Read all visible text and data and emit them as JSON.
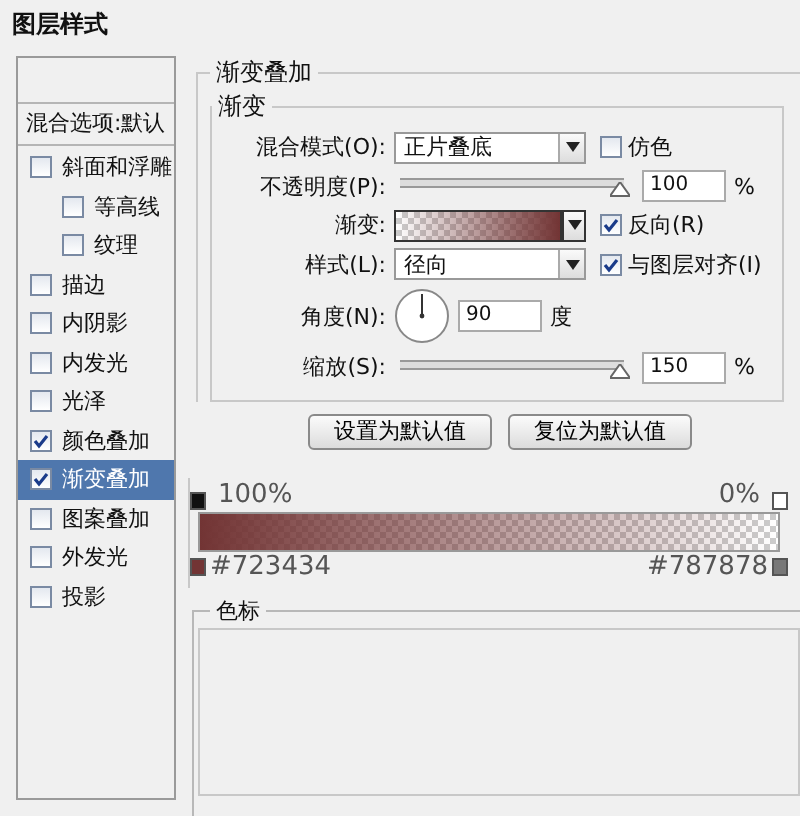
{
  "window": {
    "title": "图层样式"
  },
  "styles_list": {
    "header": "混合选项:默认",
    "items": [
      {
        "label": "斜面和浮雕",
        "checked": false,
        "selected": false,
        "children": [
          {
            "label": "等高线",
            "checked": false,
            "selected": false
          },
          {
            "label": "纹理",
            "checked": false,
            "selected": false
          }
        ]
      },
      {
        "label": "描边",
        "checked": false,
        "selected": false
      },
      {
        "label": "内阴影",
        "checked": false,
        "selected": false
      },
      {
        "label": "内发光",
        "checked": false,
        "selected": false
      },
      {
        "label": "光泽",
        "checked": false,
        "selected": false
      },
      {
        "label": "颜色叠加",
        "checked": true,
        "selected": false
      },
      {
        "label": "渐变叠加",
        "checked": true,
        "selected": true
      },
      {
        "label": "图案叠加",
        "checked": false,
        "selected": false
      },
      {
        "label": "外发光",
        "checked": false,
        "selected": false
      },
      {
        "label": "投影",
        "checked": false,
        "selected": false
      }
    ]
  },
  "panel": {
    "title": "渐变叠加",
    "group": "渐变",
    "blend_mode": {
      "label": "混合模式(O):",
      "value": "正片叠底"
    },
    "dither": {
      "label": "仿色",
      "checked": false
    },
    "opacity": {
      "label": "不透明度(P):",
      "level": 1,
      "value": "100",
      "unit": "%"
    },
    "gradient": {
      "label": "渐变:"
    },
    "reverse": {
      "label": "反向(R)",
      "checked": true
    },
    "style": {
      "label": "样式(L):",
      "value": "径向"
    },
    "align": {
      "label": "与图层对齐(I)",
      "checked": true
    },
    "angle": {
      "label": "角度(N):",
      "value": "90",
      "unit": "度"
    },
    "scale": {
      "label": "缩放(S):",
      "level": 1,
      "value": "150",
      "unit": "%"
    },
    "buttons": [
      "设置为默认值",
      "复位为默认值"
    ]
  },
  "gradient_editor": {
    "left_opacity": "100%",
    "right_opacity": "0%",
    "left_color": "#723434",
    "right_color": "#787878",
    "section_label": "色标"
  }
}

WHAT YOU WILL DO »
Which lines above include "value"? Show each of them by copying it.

REPLY »
      "value": "正片叠底"
      "value": "100",
      "value": "径向"
      "value": "90",
      "value": "150",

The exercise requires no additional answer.